Last updated Feb 10, 2023 Edit

## # Measurements

• Labour productivity
• Output per employee
• Staff Turnover

### # Employee retention

• Natural causes (illness, death)
• Changes in strategy
• Closing a branch
• If people are unhappy with the conditions of the job they are more likely to leave

### # Absenteeism

An employee’s intentional or habitual absence from work.

• Sickness costs around £600 for each worker per year

#### # Formula

Number of staff absent during period / Number employed during period

x 100

#### # Alternative Formula

Number days taken off for unauthorised absence(during period) / Total days worked by workforce over the period

x 100

#### # Worked example

Working days : 4000 Unauthorised Absence: 560

560/4000 x 100 = 14% ∴ Absenteeism = 14%

## # Practice Exercise 1

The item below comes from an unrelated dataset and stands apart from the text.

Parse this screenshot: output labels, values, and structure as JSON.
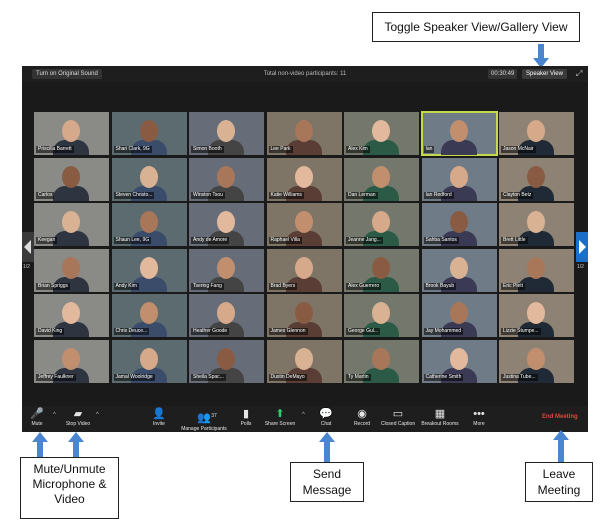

1. Rate of inflation
2. 190 workers, 178 employed by EOY and 24 workers left. 24/190 * 100 = 12.6%
3. 6300 workers per year, 2700 for 1+ years. Retention. 42.8% retention.
4. Labour productivity indicates how much output is produced for the size of the workforce. If a business has a very high labour productivity, then it means that each employee, on average, will produce a relatively high volume of goods over a specific time period. Labour cost per unit, on the other hand, indicates how much labour costs to produce a single unit. If labour productivity is high, then the labour cost per unit will decrease, as each person will be producing more over a time period.
5. By providing workers with more benefits, they can ensure that motivation levels are increased, meaning that people will work harder, decreasing the labour cost per unit and thereby increasing labour productivity.